▶ _Problem description_: Among the following entries, count the lines that contain "icon" and report only the result.
☆ ☆ ☆ ☆
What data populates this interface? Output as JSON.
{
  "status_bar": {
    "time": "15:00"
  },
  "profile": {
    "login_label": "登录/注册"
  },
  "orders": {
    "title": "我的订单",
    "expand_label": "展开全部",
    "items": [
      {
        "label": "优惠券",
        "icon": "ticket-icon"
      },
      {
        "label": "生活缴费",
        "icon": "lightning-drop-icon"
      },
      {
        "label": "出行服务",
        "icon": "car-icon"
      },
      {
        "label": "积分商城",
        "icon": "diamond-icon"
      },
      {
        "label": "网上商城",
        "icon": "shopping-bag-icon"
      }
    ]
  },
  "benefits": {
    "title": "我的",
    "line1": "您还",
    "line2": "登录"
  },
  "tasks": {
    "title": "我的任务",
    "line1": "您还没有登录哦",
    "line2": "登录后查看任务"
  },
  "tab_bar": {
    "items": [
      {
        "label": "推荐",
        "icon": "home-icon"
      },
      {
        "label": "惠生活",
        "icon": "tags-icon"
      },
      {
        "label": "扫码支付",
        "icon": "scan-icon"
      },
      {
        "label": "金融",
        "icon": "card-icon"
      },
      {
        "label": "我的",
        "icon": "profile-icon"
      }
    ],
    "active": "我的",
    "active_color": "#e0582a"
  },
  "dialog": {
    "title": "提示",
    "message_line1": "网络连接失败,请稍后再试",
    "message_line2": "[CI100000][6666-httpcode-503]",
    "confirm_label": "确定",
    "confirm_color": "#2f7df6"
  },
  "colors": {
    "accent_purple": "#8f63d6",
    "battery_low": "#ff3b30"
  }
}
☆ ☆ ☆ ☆
▶ _Task response_: 10